What is being asked
Search the records for the string "bytes" and copy every line in which it appears.

Records excerpted from a collection
****************
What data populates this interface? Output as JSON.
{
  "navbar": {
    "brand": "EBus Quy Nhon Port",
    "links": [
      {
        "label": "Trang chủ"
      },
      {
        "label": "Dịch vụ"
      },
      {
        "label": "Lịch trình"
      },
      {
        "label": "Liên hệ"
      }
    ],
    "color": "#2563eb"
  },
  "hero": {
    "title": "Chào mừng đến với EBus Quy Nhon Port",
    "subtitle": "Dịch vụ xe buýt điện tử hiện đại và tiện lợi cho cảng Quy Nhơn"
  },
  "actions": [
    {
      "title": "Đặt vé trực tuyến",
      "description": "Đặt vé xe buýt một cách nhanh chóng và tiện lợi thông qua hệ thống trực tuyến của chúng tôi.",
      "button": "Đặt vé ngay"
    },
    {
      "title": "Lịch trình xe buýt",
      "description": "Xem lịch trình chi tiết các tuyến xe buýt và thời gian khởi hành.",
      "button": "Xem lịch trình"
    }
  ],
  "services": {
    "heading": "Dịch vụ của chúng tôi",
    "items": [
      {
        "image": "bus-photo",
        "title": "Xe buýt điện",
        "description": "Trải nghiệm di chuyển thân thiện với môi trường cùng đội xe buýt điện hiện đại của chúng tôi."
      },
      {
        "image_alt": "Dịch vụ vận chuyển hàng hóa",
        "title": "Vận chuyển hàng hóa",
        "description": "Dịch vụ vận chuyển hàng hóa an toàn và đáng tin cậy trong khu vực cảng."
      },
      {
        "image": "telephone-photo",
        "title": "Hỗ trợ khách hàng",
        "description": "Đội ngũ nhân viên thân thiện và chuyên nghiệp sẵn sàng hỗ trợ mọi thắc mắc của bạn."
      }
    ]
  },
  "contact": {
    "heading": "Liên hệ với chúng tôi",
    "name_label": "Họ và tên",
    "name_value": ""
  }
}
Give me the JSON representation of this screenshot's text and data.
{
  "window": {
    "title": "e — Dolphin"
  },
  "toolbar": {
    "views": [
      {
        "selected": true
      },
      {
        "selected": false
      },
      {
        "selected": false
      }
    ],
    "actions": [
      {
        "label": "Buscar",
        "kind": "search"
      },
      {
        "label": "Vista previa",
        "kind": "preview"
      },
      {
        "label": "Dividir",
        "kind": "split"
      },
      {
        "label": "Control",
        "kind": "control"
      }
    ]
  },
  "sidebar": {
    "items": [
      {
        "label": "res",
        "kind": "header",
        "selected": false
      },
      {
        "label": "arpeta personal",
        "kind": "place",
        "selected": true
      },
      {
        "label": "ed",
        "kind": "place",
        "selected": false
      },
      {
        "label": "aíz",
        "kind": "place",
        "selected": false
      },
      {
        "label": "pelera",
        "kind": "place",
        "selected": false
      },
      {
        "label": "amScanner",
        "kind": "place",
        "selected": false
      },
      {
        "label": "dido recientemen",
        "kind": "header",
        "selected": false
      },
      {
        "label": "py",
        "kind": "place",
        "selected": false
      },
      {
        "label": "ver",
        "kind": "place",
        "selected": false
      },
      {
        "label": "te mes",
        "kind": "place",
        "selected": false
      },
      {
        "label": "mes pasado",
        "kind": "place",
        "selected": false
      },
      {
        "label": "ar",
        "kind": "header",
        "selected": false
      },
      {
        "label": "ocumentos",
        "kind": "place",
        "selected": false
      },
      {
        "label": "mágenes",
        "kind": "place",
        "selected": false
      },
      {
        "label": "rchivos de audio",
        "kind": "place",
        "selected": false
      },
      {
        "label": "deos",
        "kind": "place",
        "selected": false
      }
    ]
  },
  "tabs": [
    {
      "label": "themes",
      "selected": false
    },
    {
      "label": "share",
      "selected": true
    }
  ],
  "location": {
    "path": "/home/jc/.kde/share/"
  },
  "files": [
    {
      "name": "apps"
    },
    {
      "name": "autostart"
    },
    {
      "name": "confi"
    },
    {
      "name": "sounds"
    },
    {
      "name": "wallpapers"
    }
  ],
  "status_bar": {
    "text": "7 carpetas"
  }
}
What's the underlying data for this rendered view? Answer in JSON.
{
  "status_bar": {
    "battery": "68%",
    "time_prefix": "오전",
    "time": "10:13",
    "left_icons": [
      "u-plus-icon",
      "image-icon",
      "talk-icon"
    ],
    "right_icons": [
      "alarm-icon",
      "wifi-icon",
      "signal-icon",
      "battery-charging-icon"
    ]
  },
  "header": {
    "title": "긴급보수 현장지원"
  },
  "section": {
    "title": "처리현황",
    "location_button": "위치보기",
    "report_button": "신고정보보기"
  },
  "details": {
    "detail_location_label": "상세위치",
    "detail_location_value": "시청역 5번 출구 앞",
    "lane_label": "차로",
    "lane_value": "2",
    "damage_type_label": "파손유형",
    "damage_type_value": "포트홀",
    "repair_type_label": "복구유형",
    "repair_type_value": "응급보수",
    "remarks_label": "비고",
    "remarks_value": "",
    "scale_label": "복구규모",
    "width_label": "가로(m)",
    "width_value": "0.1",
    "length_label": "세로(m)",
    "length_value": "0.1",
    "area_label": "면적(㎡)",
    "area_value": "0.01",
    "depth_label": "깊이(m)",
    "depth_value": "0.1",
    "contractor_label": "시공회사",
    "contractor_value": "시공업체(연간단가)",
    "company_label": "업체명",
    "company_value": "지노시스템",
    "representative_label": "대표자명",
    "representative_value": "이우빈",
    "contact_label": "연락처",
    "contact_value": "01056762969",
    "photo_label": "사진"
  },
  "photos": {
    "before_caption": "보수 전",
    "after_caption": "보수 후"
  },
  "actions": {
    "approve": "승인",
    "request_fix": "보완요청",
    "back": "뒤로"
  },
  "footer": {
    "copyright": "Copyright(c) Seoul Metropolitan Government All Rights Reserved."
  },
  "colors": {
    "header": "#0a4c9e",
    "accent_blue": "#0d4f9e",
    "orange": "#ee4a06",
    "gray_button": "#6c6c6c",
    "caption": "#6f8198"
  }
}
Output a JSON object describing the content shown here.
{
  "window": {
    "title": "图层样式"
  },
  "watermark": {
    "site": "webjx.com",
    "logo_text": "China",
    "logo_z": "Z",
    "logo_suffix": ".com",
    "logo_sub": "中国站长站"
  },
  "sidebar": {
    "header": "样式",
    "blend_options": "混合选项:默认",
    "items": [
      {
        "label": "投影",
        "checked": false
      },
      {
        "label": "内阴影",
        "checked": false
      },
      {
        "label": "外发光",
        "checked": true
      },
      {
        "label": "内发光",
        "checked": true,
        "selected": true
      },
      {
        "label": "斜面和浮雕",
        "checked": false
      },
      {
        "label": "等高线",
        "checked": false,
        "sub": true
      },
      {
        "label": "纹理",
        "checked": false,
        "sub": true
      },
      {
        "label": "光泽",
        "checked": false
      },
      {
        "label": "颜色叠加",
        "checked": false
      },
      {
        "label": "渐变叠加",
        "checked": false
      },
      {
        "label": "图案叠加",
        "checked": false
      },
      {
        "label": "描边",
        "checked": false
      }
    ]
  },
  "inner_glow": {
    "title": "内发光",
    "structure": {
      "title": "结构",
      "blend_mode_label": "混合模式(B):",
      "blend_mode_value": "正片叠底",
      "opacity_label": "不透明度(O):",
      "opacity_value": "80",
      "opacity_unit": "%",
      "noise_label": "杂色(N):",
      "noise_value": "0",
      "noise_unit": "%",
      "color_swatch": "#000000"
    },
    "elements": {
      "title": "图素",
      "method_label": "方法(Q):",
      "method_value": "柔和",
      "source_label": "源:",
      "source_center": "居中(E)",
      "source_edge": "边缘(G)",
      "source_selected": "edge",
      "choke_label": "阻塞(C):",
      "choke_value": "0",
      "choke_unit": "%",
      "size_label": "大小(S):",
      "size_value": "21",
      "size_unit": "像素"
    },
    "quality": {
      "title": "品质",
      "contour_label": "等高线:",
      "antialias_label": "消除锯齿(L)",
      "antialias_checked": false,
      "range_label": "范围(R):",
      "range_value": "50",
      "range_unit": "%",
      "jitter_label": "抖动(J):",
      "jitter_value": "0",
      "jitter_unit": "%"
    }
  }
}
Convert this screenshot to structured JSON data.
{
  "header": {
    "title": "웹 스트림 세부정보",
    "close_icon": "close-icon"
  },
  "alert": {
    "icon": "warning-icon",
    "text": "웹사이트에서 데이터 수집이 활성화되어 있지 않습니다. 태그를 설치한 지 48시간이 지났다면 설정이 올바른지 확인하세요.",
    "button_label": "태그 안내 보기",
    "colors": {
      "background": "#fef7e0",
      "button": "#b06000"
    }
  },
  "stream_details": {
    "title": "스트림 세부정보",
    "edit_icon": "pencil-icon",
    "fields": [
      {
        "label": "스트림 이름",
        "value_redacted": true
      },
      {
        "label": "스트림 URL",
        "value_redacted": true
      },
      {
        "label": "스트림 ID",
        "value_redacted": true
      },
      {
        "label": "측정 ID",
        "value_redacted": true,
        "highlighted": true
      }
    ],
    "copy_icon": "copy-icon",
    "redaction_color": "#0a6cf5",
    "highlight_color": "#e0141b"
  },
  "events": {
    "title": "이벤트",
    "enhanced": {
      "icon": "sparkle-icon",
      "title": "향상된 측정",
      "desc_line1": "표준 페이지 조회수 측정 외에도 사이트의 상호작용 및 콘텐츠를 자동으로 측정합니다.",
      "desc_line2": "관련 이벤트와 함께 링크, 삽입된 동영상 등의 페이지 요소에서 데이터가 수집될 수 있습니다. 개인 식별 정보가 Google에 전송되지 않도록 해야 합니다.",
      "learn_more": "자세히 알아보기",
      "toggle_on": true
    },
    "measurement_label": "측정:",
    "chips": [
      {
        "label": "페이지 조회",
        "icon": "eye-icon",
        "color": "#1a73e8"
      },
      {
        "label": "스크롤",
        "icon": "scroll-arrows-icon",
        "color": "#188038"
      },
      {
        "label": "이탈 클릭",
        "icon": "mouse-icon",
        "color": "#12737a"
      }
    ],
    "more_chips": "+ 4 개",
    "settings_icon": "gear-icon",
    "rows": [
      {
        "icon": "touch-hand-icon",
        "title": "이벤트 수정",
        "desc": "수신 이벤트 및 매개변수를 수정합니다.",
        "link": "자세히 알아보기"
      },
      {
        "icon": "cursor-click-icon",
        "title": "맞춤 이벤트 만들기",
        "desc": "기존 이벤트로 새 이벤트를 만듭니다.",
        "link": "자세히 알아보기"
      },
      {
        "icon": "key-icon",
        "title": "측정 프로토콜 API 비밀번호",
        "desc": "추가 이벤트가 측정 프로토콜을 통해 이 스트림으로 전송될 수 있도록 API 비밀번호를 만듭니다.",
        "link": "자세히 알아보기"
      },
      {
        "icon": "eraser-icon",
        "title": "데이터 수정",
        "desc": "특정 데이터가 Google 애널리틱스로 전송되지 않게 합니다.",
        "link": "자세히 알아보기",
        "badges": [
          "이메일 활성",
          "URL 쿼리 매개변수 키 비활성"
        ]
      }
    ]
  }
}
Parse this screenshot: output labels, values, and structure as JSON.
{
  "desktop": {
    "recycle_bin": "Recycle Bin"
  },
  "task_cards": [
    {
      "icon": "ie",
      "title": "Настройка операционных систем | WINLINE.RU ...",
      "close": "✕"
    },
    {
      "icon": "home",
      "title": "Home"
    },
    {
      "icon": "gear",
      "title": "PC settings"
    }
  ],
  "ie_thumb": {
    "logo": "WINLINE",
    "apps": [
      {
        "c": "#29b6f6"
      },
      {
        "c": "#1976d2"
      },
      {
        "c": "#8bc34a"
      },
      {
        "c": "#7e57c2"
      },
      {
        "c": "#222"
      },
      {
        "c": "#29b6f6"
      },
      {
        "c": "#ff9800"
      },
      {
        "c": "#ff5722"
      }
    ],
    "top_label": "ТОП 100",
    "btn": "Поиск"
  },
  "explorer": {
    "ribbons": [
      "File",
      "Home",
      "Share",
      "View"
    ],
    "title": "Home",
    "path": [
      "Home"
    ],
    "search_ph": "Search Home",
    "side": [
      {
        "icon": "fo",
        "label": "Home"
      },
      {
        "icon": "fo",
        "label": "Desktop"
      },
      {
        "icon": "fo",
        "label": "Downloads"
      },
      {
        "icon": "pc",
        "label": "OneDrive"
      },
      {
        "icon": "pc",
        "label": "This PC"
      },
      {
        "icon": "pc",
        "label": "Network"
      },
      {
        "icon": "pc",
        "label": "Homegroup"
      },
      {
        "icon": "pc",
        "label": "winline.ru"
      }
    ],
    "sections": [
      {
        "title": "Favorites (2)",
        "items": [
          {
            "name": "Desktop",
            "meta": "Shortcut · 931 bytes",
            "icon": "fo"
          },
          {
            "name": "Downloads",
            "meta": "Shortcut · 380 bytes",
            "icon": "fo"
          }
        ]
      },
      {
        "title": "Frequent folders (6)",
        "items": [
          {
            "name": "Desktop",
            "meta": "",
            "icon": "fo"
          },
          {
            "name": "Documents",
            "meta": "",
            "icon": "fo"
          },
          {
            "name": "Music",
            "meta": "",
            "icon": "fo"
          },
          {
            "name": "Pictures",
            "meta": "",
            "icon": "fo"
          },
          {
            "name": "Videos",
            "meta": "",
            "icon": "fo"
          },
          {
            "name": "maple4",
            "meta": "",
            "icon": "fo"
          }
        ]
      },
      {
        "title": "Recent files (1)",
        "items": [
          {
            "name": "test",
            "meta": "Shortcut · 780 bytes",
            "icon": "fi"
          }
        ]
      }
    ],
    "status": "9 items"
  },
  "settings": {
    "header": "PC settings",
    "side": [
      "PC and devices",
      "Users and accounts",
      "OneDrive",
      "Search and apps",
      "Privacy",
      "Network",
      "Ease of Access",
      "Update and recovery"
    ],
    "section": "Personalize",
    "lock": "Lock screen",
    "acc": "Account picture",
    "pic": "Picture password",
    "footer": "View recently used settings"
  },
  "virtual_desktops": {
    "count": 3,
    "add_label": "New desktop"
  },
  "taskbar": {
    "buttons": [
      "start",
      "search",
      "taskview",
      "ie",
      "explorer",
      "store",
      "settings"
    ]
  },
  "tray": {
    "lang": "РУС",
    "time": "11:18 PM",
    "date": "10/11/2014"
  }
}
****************
Response to this task
            "meta": "Shortcut · 931 bytes",
            "meta": "Shortcut · 380 bytes",
            "meta": "Shortcut · 780 bytes",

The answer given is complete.